But, for me, John's holds up. The plain pie is not the city's crowing achievement of the pizzaiola's art. But it's good enough to be a standard bearer. The tang of its sauce and the char of the crust are remarkably consistent; the coal-fired brick ovens are still doing their job. I've never had an unsatisfying pie there. And, unlike Lombardi's—another landmark in New York pizza history, but one that is now a theme-park shell of what it once was—John's has retained its character. The main room—with its high, red tin ceilings, twitching ceiling fans, vintage concert posters, and battered wooden booths etched with the names of decades of whittling patrons—is simply one of the greatest, New Yorkiest spaces in the city. One can imagine the Italian denizens of Bleecker Street eating here in the 1930s and '40s; the jazzmen and beatniks of the '50s; the folkies and flower children of the '60s. History lives here.
Despite its reputation as a fave of the weekend bridge-and-tunnel tribe, John's still gets plenty of locals. It also attracts a lot of families, because no one blinks at kids being kids here. I recently dined here with eight tweens, and they couldn't have felt more at home. They inhaled the slices and happily poured themselves glass after glass of Coke from plastic pitchers. They also found the ancient bathrooms an infinite source of fascination.

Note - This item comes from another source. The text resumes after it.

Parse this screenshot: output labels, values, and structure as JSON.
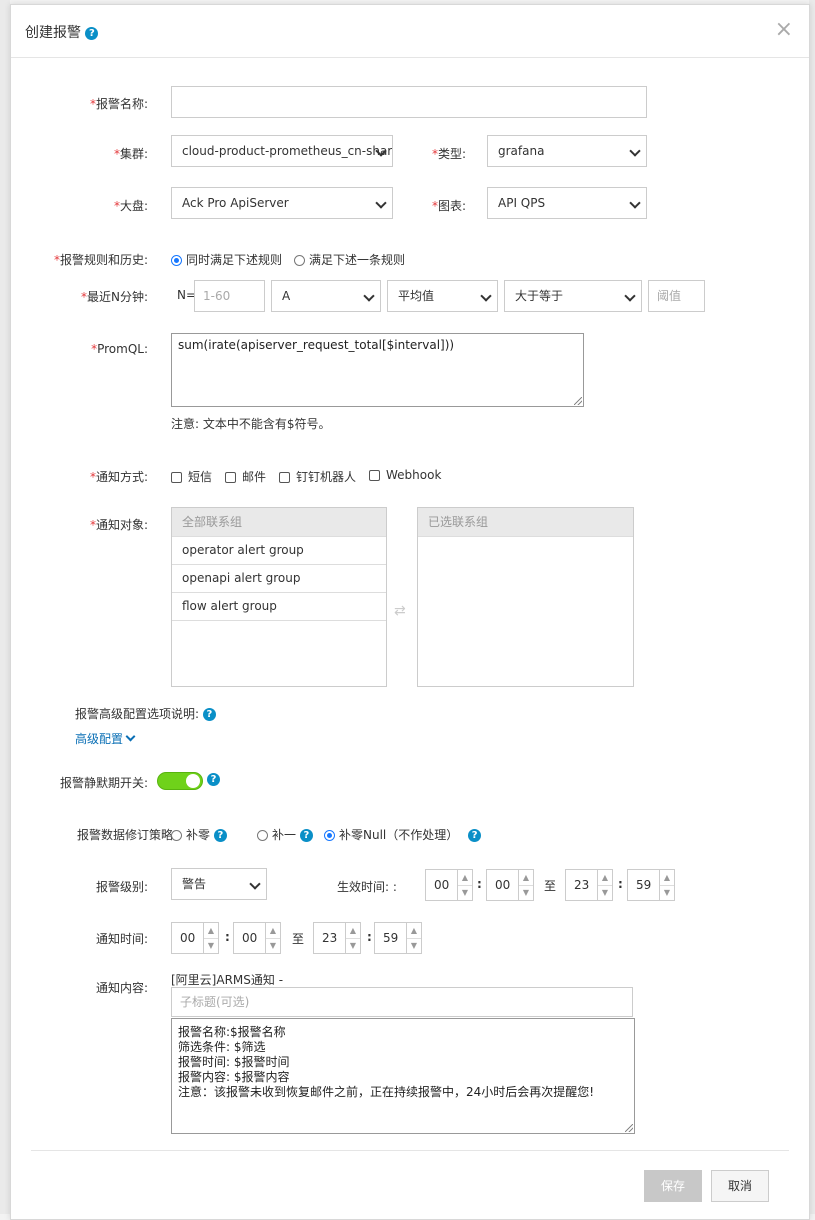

John's was founded in 1929 by John Sasso, who reportedly learned his trade at Lombardi's (as did the founders of Totonno's and Patsy's). The original pizzeria was on Sullivan Street. When Sasso lost his lease, he dismantled the brick oven and moved it to the present location on Bleecker. There it has stayed. Sasso sold the pizzeria to his brother in 1955. It was eventually taken over, in 1973, by Sasso's great-grandnephews, Peter Castellotti and Robert Vittoria. It's still run by Peter (who was born in a building directly across the street from the restaurant) and his children, Peter Jr. and Lisa. During the Castellotti reign, John's began to expand. There are now three other restaurants, including a massive one in a former church space in Times Square. The latter is always swamped, with 45 minutes waits, because it's one of the only affordable eating options in the Theatre District. The pizza, however, doesn't match what's served up on Bleecker Street. You can't duplicate the effects of an 83-year-old oven.
—Brooks of Sheffield